The Office of Emergency Care Research (OECR) was announced in July 2012. It is the culmination of more than 5 years of discussions between NIH and the emergency medicine community. It also responds to reports about the nation’s emergency medical system issued in 2006 by the Institute of Medicine:

These reports stated that, despite the lifesaving feats performed every day by emergency departments and ambulance services, the nation's emergency medical system as a whole was overburdened, underfunded and highly fragmented.

In response, NIH gathered representatives from its institutes and centers to form a task force (now called the NIH Emergency Care Research Working Group) in 2007. This group identified many separate NIH-funded research and research training activities in emergency medicine. It concluded that a coordinated, trans-NIH approach would improve efficiency, realize scientific opportunities and enable the rigorous training of new investigators. This would lead to significant, long-term benefits for patient outcomes and advances in the field of emergency care.

In 2008, NIH published a Request for Information (RFI) soliciting broad input on the needs, gaps and roadblocks in emergency care research. The RFI generated a vigorous, community-wide response.

Using this feedback, members of the task force and academic leaders in the field participated in three roundtable discussions aimed at prioritizing emergency care research. They focused on three areas: 1) neurological and psychiatric emergencies, 2) medical/surgical emergencies and 3) trauma emergencies.

Roundtable participants were asked to:

  • Identify current roadblocks and suggest solutions;
  • Identify specific, achievable goals that had the potential to advance and transform the field of emergency care;
  • Set priorities for research; and
  • Determine how investigators in emergency care research could best access NIH resources through the competitive grant process.

The three roundtables resulted in a report to the NIH Director and the following four articles in the November 2010 issue of the Annals of Emergency Medicine:

These reports identified several perceived barriers to emergency research and made recommendations for meeting research opportunities and overcoming challenges. In response, senior NIH leadership suggested the creation of a single office to coordinate NIH emergency care research and research training. The result is the NIH Office of Emergency Care Research (OECR).
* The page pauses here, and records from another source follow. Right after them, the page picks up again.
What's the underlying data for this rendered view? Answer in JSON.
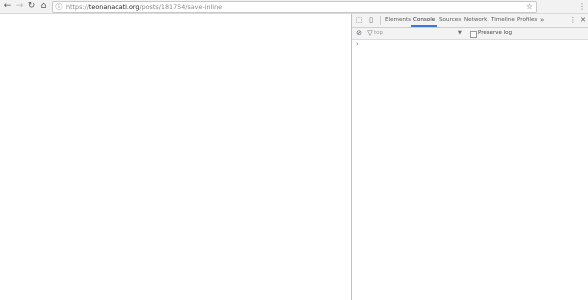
{
  "browser": {
    "back_icon": "arrow-left-icon",
    "forward_icon": "arrow-right-icon",
    "reload_icon": "reload-icon",
    "home_icon": "home-icon",
    "url_scheme": "https://",
    "url_host": "teonanacatl.org",
    "url_path": "/posts/181754/save-inline",
    "bookmark_icon": "star-icon",
    "menu_icon": "menu-dots-icon"
  },
  "devtools": {
    "tabs": [
      "Elements",
      "Console",
      "Sources",
      "Network",
      "Timeline",
      "Profiles"
    ],
    "active_tab": "Console",
    "more_tabs": "»",
    "filter_placeholder": "top",
    "preserve_log_label": "Preserve log",
    "prompt": "›",
    "accent_color": "#3879d9"
  }
}
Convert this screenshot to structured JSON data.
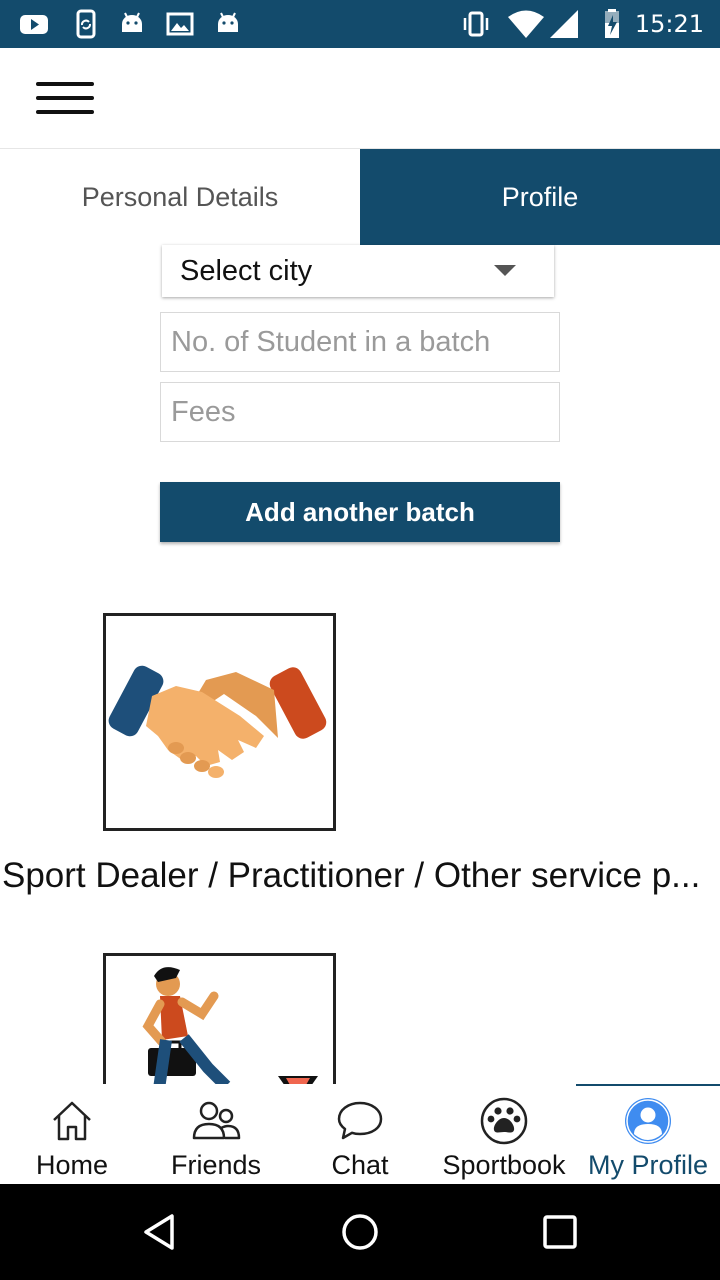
{
  "status_bar": {
    "time": "15:21",
    "left_icons": [
      "youtube-icon",
      "phone-sync-icon",
      "android-icon",
      "image-icon",
      "android-icon"
    ],
    "right_icons": [
      "vibrate-icon",
      "wifi-icon",
      "signal-icon",
      "battery-charging-icon"
    ],
    "background": "#134b6c"
  },
  "header": {
    "menu_icon": "hamburger-icon"
  },
  "tabs": [
    {
      "label": "Personal Details",
      "active": false
    },
    {
      "label": "Profile",
      "active": true
    }
  ],
  "form": {
    "city_select": {
      "value": "Select city"
    },
    "students_input": {
      "placeholder": "No. of Student in a batch",
      "value": ""
    },
    "fees_input": {
      "placeholder": "Fees",
      "value": ""
    },
    "add_batch_label": "Add another batch"
  },
  "categories": [
    {
      "label": "Sport Dealer / Practitioner / Other service p...",
      "icon": "handshake-icon"
    },
    {
      "label": "",
      "icon": "businessman-walking-icon"
    }
  ],
  "bottom_nav": [
    {
      "label": "Home",
      "icon": "home-icon",
      "active": false
    },
    {
      "label": "Friends",
      "icon": "friends-icon",
      "active": false
    },
    {
      "label": "Chat",
      "icon": "chat-bubble-icon",
      "active": false
    },
    {
      "label": "Sportbook",
      "icon": "paw-icon",
      "active": false
    },
    {
      "label": "My Profile",
      "icon": "user-profile-icon",
      "active": true
    }
  ],
  "colors": {
    "primary": "#134b6c",
    "active_icon": "#3f8cf0"
  }
}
Jeremy Brown, M.D., became the first permanent director of OECR in July 2013.

This page last reviewed on August 11, 2016